Russia for its part denies that he was seized in Estonian territory and insists he was arrested inside Russia while on an undercover spying mission.

He is now being held in Moscow’s notoriously grim Lefortovo prison. Estonia hired a prominent Russian lawyer to defend him but Russian court officials say that Mr. Kohver demanded a court-appointed advocate instead.

In an interview in Tallinn, President Toomas Hendrik Ilves ridiculed as “fiction” Russia’s account of what had happened to Mr. Kohver, whose agency, KAPO, has no mandate to operate outside Estonia and deals only with domestic intelligence.

Russia’s version, he said, is no more credible than its insistence, despite overwhelming evidence to the contrary, that it has sent neither weapons nor soldiers to support pro-Russian rebels in southeastern Ukraine. “I no longer take anything they say seriously,” the president added.

The abduction of Mr. Kohver, President Ilves added, recalled “the kind of behavior we noticed on our borders before World War II,” when Soviet troops killed three border guards in neighboring Latvia and took around 10 others hostage. The Soviet Union invaded shortly afterward.

All the same, President Ilves thinks it is still too early to determine what Russia’s recent border activities might presage for Baltic nations which, like Ukraine, have large populations of ethnic Russians. “Is this the beginning of something or a one-off? Time will tell,” he said, adding: “You can’t draw a line until you have two points.”

On Sept. 18, however, Russia added another point of reference when it seized a Lithuanian fishing boat sailing in what Lithuania asserts were international waters off Russia’s northern coast.

Lithuania, like Estonia after Mr. Kohver’s abduction, summoned Russia’s ambassador, complained of a violation of international law and demanded the release of its detained citizens. The European Union protested the vessel’s seizure and its “forceful towing to Russian territory.”

Baltic states, and also Finland and Sweden, have reported a surge in activity near, and sometimes across, their borders by Russian warplanes.

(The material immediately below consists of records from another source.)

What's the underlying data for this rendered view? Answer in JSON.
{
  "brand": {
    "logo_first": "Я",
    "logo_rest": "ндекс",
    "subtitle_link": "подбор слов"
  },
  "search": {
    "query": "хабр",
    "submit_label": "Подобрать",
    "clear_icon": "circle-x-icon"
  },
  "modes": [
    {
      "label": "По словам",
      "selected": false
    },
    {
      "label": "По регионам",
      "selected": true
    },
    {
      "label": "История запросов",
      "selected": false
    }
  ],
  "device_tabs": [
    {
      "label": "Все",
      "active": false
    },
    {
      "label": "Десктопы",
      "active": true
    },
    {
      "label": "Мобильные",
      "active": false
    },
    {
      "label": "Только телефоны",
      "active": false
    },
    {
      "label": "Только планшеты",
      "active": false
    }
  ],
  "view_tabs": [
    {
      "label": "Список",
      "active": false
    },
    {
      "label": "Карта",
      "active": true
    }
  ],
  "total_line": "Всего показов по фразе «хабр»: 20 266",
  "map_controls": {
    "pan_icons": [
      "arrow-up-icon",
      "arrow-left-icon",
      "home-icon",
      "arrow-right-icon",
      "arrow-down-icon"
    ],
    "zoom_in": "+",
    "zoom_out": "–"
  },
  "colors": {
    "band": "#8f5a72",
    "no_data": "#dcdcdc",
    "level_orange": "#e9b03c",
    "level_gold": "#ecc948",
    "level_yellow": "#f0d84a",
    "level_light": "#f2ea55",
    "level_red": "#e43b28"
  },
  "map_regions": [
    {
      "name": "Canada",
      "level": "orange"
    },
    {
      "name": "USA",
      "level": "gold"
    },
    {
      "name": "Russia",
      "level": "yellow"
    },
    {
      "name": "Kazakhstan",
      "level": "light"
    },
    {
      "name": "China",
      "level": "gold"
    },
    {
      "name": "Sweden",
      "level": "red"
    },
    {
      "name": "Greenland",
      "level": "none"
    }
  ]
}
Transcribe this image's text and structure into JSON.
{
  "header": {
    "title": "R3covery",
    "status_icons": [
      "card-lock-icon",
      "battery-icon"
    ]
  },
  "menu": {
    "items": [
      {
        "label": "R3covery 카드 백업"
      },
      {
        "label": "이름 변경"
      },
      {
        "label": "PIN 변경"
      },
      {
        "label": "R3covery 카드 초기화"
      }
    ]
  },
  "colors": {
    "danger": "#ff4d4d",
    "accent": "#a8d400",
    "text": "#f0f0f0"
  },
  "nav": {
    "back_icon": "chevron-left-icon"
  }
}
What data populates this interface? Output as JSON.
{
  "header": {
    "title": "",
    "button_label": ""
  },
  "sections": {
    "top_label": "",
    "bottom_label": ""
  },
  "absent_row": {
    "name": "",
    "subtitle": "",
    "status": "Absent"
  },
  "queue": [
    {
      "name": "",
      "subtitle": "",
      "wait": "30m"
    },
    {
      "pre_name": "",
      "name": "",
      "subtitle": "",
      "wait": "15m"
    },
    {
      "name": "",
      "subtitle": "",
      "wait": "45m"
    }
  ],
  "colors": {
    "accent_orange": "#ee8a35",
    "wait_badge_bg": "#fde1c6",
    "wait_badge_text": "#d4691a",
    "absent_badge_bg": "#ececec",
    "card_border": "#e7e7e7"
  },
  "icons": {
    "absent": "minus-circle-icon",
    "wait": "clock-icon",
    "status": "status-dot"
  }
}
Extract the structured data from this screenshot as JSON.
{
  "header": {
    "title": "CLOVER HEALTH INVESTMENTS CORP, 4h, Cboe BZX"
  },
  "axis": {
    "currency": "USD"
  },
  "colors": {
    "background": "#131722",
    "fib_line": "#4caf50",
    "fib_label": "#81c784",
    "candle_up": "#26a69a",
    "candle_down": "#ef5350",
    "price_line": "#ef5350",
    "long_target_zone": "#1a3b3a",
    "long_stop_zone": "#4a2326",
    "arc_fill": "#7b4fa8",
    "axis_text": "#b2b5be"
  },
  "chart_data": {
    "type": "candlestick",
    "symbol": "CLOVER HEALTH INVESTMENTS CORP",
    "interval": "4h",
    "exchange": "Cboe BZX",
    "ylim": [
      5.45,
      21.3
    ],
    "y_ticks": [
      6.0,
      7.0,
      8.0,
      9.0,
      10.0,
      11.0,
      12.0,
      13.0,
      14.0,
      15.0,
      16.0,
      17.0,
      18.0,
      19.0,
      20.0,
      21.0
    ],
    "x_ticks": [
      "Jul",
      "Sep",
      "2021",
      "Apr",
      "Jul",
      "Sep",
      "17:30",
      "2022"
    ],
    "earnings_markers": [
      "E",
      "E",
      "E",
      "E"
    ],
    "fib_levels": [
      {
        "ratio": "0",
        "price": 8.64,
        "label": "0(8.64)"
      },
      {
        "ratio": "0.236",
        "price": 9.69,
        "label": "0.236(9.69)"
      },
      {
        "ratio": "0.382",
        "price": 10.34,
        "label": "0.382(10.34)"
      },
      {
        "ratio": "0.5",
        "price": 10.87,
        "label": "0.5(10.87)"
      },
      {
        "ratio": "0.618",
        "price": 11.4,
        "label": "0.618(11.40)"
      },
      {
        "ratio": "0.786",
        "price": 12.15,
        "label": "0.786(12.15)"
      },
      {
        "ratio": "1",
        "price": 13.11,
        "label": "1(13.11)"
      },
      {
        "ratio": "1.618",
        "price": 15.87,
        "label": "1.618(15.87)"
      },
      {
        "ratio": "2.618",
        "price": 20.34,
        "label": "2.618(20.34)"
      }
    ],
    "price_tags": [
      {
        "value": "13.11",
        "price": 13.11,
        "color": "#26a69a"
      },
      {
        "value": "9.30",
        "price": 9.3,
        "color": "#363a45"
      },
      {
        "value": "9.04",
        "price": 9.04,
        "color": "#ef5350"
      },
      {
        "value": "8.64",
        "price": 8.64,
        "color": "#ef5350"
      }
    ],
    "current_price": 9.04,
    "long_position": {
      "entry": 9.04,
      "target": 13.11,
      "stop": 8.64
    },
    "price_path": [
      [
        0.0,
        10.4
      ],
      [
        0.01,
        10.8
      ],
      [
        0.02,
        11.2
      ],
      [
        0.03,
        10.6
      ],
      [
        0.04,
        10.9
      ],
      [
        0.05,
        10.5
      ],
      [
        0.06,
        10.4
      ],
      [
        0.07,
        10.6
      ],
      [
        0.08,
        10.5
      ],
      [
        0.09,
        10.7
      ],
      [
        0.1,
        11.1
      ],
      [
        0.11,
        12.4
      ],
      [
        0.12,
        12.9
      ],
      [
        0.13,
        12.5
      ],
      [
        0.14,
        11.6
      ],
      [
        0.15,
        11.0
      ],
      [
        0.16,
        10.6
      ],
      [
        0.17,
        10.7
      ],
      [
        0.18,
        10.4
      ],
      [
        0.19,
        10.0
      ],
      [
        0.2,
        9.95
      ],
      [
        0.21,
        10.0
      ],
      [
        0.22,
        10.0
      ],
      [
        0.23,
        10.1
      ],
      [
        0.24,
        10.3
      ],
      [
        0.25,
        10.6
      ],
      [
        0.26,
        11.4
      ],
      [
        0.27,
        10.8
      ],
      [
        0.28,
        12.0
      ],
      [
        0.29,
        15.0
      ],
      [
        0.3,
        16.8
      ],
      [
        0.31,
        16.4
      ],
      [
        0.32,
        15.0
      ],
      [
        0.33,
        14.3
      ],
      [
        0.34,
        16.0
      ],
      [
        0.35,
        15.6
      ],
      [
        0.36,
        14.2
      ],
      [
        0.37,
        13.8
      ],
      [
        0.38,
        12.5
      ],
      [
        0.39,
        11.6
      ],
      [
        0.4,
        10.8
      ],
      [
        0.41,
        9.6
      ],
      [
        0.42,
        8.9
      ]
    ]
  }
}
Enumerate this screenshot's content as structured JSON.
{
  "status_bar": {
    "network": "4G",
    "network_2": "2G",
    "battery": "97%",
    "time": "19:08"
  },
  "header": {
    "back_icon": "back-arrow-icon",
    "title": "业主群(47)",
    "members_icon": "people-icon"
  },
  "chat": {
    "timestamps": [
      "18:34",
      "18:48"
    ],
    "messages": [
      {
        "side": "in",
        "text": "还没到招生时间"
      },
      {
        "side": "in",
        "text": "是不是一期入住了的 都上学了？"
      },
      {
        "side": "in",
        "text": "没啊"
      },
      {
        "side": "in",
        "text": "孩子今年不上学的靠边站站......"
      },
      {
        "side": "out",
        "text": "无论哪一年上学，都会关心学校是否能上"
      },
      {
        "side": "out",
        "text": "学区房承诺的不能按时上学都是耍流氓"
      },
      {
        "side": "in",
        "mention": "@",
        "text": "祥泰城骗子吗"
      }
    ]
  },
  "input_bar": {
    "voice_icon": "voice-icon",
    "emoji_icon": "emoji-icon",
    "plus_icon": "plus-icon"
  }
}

Yet, Maj. Gen. Riho Terras, commander of the Estonian Defense Forces, said there had been no signs of Russia gearing up for a direct attack on the Baltics. He said he was shocked by the kidnapping of Mr. Kohver because it violated “spies’ rules,” but said the episode fit into what, under President Vladimir V. Putin of Russia, has become a routine pattern of constant probing and maneuvering intended to knock Russia’s neighbors off balance and divide NATO.